Republican Rep. Fiona McFarland from Sarasota submitted the bill (HB699), meaning personal information collected for a federal database on the homeless does not become a public record. McFarland asked that their bill be replaced with a similar Senate version (SB934), which sen. Joe Gruters sponsored and passed by the Senate on February 10.
McFarland said the time has come for this exception to Florida’s broad Sunshine Law, especially since the past two years have meant unstable living conditions for many people.
“When a person uses homeless services, whether it’s spending a night at a shelter or being a victim of domestic violence, their information is entered into a federal database called the Homeless Management Information System,” she explained. “This creates an exemption from public records so information about the homeless remains private and in the hands of those who need to use it.”
McFarland said she doesn’t want confidential information coming out that could come back to pursue someone who really needed help at the time or stop someone from seeking help because of the possibility of it being exposed.
“The last thing we want to do is have their information become a public record that would harm them in any way as they seek future employment or any other area of their lives,” she said.
Open government advocates said they were not as concerned about this exemption from public records as some others. legislation (SB520) that would exclude information on candidates running for president of state universities was the main concern of public record advocates at that meeting.
On Friday, the House of Representatives approved this presidential search bill, and the measure will next go to the governor’s desk. The calculation finally succeeded Almost 10 years of trials to push for an exception to the Sunshine Law.
Many exemptions requested during this session arose out of concerns about the disclosure of personal information, which could then be used for identity theft, he said Virginia Hamrick. Hamrick is a staff attorney for the First Change Foundationan advocacy group for open government based in Tallahassee.
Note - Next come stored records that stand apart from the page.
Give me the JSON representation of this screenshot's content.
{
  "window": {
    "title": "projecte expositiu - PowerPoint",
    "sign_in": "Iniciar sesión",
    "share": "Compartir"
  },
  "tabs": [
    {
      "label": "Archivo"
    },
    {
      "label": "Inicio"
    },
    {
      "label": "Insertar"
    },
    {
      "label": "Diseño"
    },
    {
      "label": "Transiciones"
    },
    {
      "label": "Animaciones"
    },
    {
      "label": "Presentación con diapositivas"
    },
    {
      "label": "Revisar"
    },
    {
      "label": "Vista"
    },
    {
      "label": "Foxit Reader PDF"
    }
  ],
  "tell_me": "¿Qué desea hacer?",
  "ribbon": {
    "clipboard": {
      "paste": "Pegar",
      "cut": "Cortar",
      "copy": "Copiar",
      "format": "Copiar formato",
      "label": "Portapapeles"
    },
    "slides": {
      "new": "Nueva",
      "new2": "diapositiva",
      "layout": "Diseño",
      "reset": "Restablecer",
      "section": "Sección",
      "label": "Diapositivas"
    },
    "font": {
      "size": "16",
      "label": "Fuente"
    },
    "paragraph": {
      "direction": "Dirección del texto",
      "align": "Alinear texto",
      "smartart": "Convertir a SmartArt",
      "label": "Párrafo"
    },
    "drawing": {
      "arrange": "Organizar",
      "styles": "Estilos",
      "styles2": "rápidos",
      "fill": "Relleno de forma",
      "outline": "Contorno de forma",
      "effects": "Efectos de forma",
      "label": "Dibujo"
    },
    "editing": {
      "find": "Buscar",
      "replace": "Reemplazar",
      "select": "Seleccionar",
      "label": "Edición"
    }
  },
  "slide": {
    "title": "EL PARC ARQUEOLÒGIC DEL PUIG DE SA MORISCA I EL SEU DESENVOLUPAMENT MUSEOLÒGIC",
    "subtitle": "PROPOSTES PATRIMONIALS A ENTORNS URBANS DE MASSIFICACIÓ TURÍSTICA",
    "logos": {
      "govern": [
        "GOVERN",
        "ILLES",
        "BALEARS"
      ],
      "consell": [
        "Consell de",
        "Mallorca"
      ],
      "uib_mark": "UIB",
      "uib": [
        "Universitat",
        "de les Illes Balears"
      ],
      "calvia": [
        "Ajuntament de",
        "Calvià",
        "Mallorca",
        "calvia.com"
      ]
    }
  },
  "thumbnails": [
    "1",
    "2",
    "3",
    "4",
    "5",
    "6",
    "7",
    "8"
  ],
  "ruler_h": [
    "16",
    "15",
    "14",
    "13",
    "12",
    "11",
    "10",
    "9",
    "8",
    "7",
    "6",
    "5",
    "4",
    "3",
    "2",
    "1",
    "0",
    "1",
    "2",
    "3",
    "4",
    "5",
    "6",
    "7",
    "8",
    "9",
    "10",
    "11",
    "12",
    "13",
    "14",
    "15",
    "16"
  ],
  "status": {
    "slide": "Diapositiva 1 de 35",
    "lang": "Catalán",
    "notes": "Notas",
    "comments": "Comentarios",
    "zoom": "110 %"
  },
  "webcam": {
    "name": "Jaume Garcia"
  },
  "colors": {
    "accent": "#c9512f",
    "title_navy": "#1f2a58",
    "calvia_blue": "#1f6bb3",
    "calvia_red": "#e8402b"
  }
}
At this meeting, exemptions were sought for persons in accident reports, victims of sexual harassment and persons present at state executions.
The exemption for the homeless, which was prepared for Friday, meets the requirements of the Florida Constitution for an exemption, Hamrick said.